> _Task description_
Leaving the pictures aside, repeat the entries exactly.

> _Element data from apps and pages_
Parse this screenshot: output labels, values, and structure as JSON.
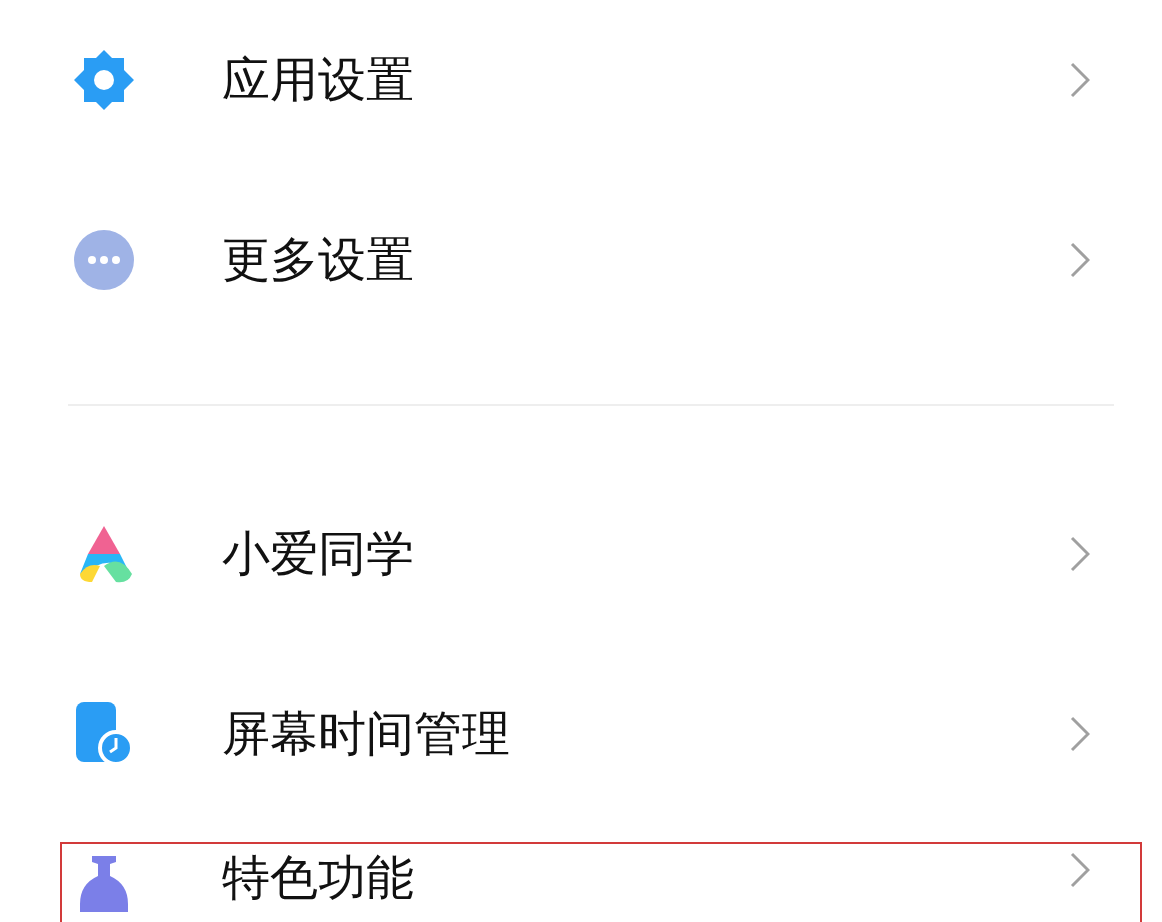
{
  "groups": [
    {
      "items": [
        {
          "label": "应用设置",
          "kind": "gear",
          "highlighted": false
        },
        {
          "label": "更多设置",
          "kind": "dots",
          "highlighted": false
        }
      ]
    },
    {
      "items": [
        {
          "label": "小爱同学",
          "kind": "assistant",
          "highlighted": false
        },
        {
          "label": "屏幕时间管理",
          "kind": "screen-time",
          "highlighted": false
        },
        {
          "label": "特色功能",
          "kind": "vase",
          "highlighted": true
        }
      ]
    }
  ]
}
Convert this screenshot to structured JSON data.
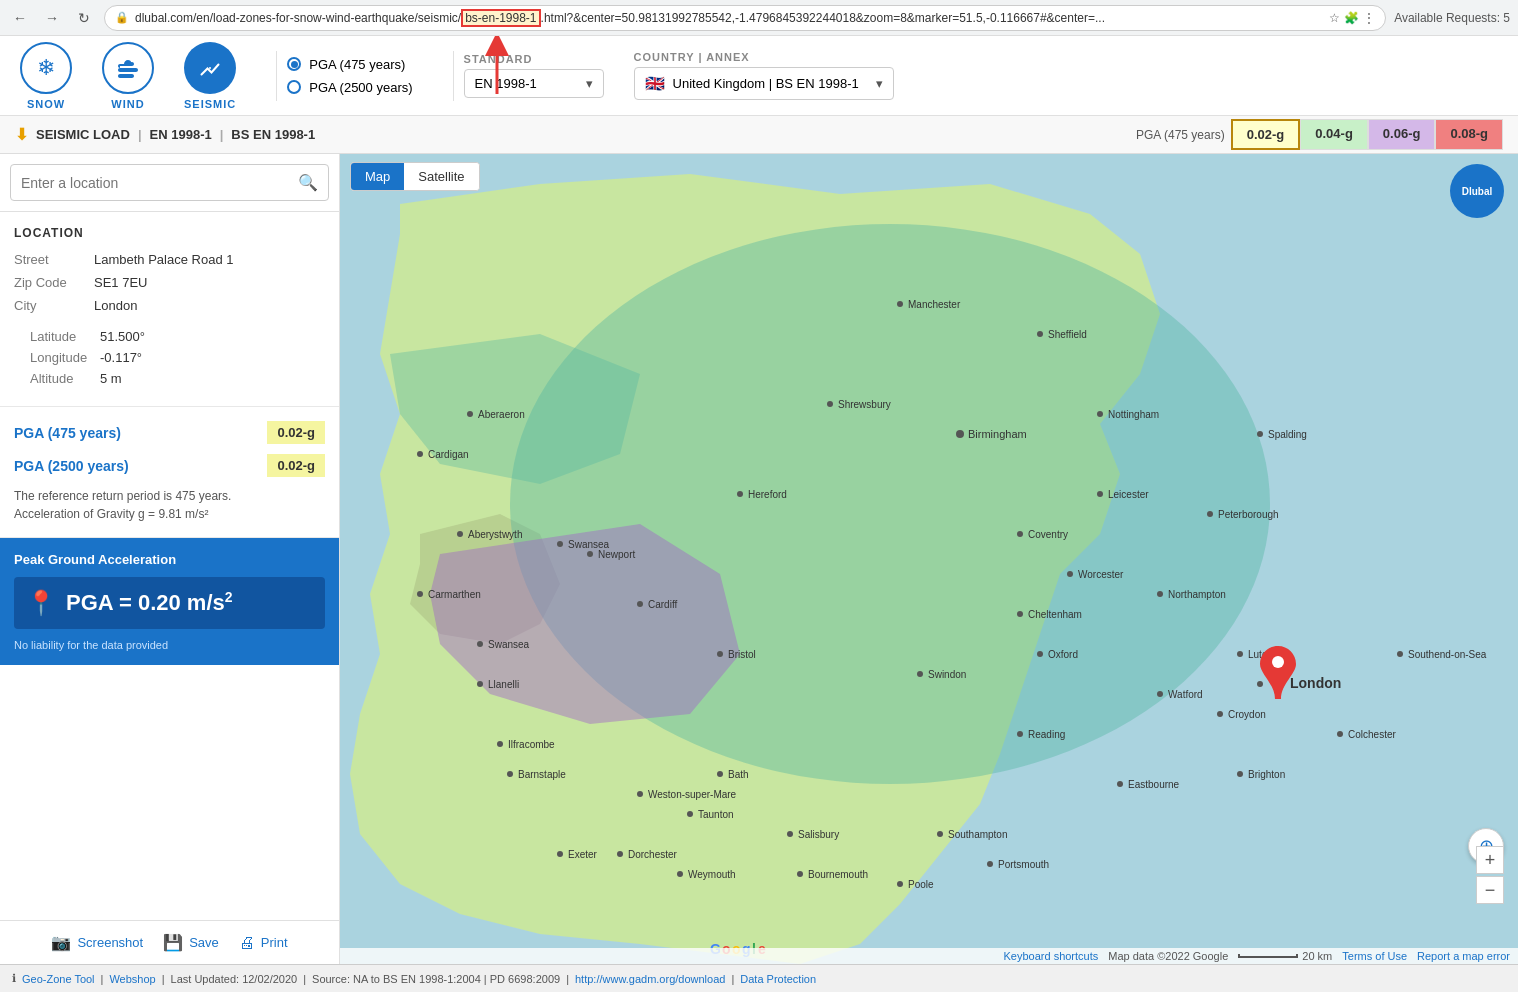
{
  "browser": {
    "url_prefix": "dlubal.com/en/load-zones-for-snow-wind-earthquake/seismic/",
    "url_highlight": "bs-en-1998-1",
    "url_suffix": ".html?&center=50.98131992785542,-1.4796845392244018&zoom=8&marker=51.5,-0.116667#&center=...",
    "back_label": "←",
    "forward_label": "→",
    "reload_label": "↺",
    "available_requests": "Available Requests: 5"
  },
  "nav": {
    "snow_label": "SNOW",
    "wind_label": "WIND",
    "seismic_label": "SEISMIC",
    "pga_475": "PGA (475 years)",
    "pga_2500": "PGA (2500 years)",
    "standard_label": "STANDARD",
    "standard_value": "EN 1998-1",
    "country_label": "COUNTRY | ANNEX",
    "country_value": "United Kingdom | BS EN 1998-1"
  },
  "toolbar": {
    "title": "SEISMIC LOAD",
    "sep1": "|",
    "std": "EN 1998-1",
    "sep2": "|",
    "annex": "BS EN 1998-1",
    "pga_label": "PGA (475 years)",
    "badge_1": "0.02-g",
    "badge_2": "0.04-g",
    "badge_3": "0.06-g",
    "badge_4": "0.08-g"
  },
  "sidebar": {
    "search_placeholder": "Enter a location",
    "location_title": "LOCATION",
    "street_label": "Street",
    "street_value": "Lambeth Palace Road 1",
    "zipcode_label": "Zip Code",
    "zipcode_value": "SE1 7EU",
    "city_label": "City",
    "city_value": "London",
    "latitude_label": "Latitude",
    "latitude_value": "51.500°",
    "longitude_label": "Longitude",
    "longitude_value": "-0.117°",
    "altitude_label": "Altitude",
    "altitude_value": "5 m",
    "pga_475_label": "PGA (475 years)",
    "pga_475_value": "0.02-g",
    "pga_2500_label": "PGA (2500 years)",
    "pga_2500_value": "0.02-g",
    "note": "The reference return period is 475 years.\nAcceleration of Gravity g = 9.81 m/s²",
    "pga_result_title": "Peak Ground Acceleration",
    "pga_result_value": "PGA = 0.20 m/s",
    "pga_superscript": "2",
    "disclaimer": "No liability for the data provided",
    "screenshot_btn": "Screenshot",
    "save_btn": "Save",
    "print_btn": "Print"
  },
  "map": {
    "tab_map": "Map",
    "tab_satellite": "Satellite",
    "attribution_keyboard": "Keyboard shortcuts",
    "attribution_data": "Map data ©2022 Google",
    "attribution_scale": "20 km",
    "attribution_terms": "Terms of Use",
    "attribution_report": "Report a map error",
    "zoom_in": "+",
    "zoom_out": "−"
  },
  "status_bar": {
    "tool": "Geo-Zone Tool",
    "sep": "|",
    "webshop": "Webshop",
    "last_updated": "Last Updated: 12/02/2020",
    "source": "Source: NA to BS EN 1998-1:2004 | PD 6698:2009",
    "gadm_link": "http://www.gadm.org/download",
    "data_protection": "Data Protection"
  }
}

> _Result for this exercise_
Parse this screenshot: output labels, values, and structure as JSON.
{
  "groups": [
    {
      "items": [
        {
          "label": "应用设置",
          "kind": "gear",
          "highlighted": false
        },
        {
          "label": "更多设置",
          "kind": "dots",
          "highlighted": false
        }
      ]
    },
    {
      "items": [
        {
          "label": "小爱同学",
          "kind": "assistant",
          "highlighted": false
        },
        {
          "label": "屏幕时间管理",
          "kind": "screen-time",
          "highlighted": false
        },
        {
          "label": "特色功能",
          "kind": "vase",
          "highlighted": true
        }
      ]
    }
  ]
}
Convert this screenshot to structured JSON data.
{
  "browser": {
    "url_prefix": "dlubal.com/en/load-zones-for-snow-wind-earthquake/seismic/",
    "url_highlight": "bs-en-1998-1",
    "url_suffix": ".html?&center=50.98131992785542,-1.4796845392244018&zoom=8&marker=51.5,-0.116667#&center=...",
    "back_label": "←",
    "forward_label": "→",
    "reload_label": "↺",
    "available_requests": "Available Requests: 5"
  },
  "nav": {
    "snow_label": "SNOW",
    "wind_label": "WIND",
    "seismic_label": "SEISMIC",
    "pga_475": "PGA (475 years)",
    "pga_2500": "PGA (2500 years)",
    "standard_label": "STANDARD",
    "standard_value": "EN 1998-1",
    "country_label": "COUNTRY | ANNEX",
    "country_value": "United Kingdom | BS EN 1998-1"
  },
  "toolbar": {
    "title": "SEISMIC LOAD",
    "sep1": "|",
    "std": "EN 1998-1",
    "sep2": "|",
    "annex": "BS EN 1998-1",
    "pga_label": "PGA (475 years)",
    "badge_1": "0.02-g",
    "badge_2": "0.04-g",
    "badge_3": "0.06-g",
    "badge_4": "0.08-g"
  },
  "sidebar": {
    "search_placeholder": "Enter a location",
    "location_title": "LOCATION",
    "street_label": "Street",
    "street_value": "Lambeth Palace Road 1",
    "zipcode_label": "Zip Code",
    "zipcode_value": "SE1 7EU",
    "city_label": "City",
    "city_value": "London",
    "latitude_label": "Latitude",
    "latitude_value": "51.500°",
    "longitude_label": "Longitude",
    "longitude_value": "-0.117°",
    "altitude_label": "Altitude",
    "altitude_value": "5 m",
    "pga_475_label": "PGA (475 years)",
    "pga_475_value": "0.02-g",
    "pga_2500_label": "PGA (2500 years)",
    "pga_2500_value": "0.02-g",
    "note": "The reference return period is 475 years.\nAcceleration of Gravity g = 9.81 m/s²",
    "pga_result_title": "Peak Ground Acceleration",
    "pga_result_value": "PGA = 0.20 m/s",
    "pga_superscript": "2",
    "disclaimer": "No liability for the data provided",
    "screenshot_btn": "Screenshot",
    "save_btn": "Save",
    "print_btn": "Print"
  },
  "map": {
    "tab_map": "Map",
    "tab_satellite": "Satellite",
    "attribution_keyboard": "Keyboard shortcuts",
    "attribution_data": "Map data ©2022 Google",
    "attribution_scale": "20 km",
    "attribution_terms": "Terms of Use",
    "attribution_report": "Report a map error",
    "zoom_in": "+",
    "zoom_out": "−"
  },
  "status_bar": {
    "tool": "Geo-Zone Tool",
    "sep": "|",
    "webshop": "Webshop",
    "last_updated": "Last Updated: 12/02/2020",
    "source": "Source: NA to BS EN 1998-1:2004 | PD 6698:2009",
    "gadm_link": "http://www.gadm.org/download",
    "data_protection": "Data Protection"
  }
}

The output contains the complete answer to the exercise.